It is a first of its kind in the world, says CMFRI scientist
The regional centre of ICAR-Central Marine Fisheries Research Institute here has made a major breakthrough by undertaking mass scale seed production of Indian pompano for the first time in the world.
Indian pompano (trachinotus mookalee) is a marine fish belonging to the family Carangidae. It is low in landing from the wild. It contains Omega 3 and 6 fatty acids. It is sold in the domestic market at ₹200 to ₹300 per kg.
The species is distributed in the Indo-West Pacific region and present in 15 countries of the Asian continent. In India, it is reported from both the west and east coasts.
It has sporadic occurrences in bays and lagoons, and the adult fish prefers shallow coastal waters with rocky areas.
Senior scientist in charge of the regional centre Subhadeep Ghosh told The Hindu that the fish was considered to be a good candidate species for aquaculture due to its fast growth rate, easy adaptability to culture conditions, quick acceptance of artificial feed, pleasant appearance, good meat quality, and high consumer preference. In addition, it can be successfully cultured in tanks, ponds and cages.
In a bid to diversify Indian mariculture, breeding and seed production of the species was initiated at the regional centre with broodstock collection in 2011.
Initial success in seed production on a small scale was achieved in early 2014. However, seed could not be produced consistently due to loss of broodstock maintained in the cage by the effect of the catastrophic Hudhud cyclone that hit the Visakhapatnam coast that year.
Broodstock collection was initiated again in 2015 and the fishes were stocked in the land-based Re-circulating Aquaculture System (RAS) for development and maturation.
“With manipulation of water quality and feeding protocols, fishes were induced to spawn in the RAS and mass scale seed production was achieved in early 2017,” Dr. Ghosh said.

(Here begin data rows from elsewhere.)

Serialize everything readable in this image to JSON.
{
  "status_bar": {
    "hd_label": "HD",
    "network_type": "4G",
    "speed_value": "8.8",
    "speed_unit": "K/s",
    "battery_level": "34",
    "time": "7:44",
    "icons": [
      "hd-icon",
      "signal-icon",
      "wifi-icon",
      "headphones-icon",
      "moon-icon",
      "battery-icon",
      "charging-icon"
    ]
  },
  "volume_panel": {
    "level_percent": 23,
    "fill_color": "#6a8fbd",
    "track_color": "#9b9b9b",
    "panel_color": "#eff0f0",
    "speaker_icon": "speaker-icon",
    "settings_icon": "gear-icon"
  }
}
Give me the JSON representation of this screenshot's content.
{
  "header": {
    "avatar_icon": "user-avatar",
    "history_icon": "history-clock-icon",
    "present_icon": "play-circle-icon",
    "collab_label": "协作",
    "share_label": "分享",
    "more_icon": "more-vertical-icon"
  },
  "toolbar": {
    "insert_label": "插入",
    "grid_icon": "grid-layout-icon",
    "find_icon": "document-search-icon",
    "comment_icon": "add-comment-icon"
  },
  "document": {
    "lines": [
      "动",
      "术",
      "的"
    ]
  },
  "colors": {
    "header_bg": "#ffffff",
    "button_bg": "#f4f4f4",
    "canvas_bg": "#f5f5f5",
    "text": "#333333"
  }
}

Metamorphosis from larvae to fry started on the 17th day post-hatch and was completed by the 22nd day. After 30 days of rearing, the survival rate was around 17.2% and the fry reached an average size of 2.9 cm in length and 1.27 gm in weight. A few thousand fry were transferred to the Veraval Regional Centre of CMFRI in Gujarat and are being nursery-reared for stocking in cages.
Another few thousand fry were transferred to Nagayalanka in Krishna district of Andhra Pradesh and are being nursed prior to release in the pond. The remaining fry, again a few thousands, are being nursery-reared at the Visakhapatnam Regional Centre of CMFRI.
He said the seed would be stocked in open sea floating cages for grow-out very soon.
This was the first case of successful mass scale seed production of Indian pompano under confinement anywhere in the world.
The success raised hopes for culture of the fish using hatchery produced seed in India and will present enormous scope for aquaculture business opportunity in the near future for Indian fish farmers through species diversification.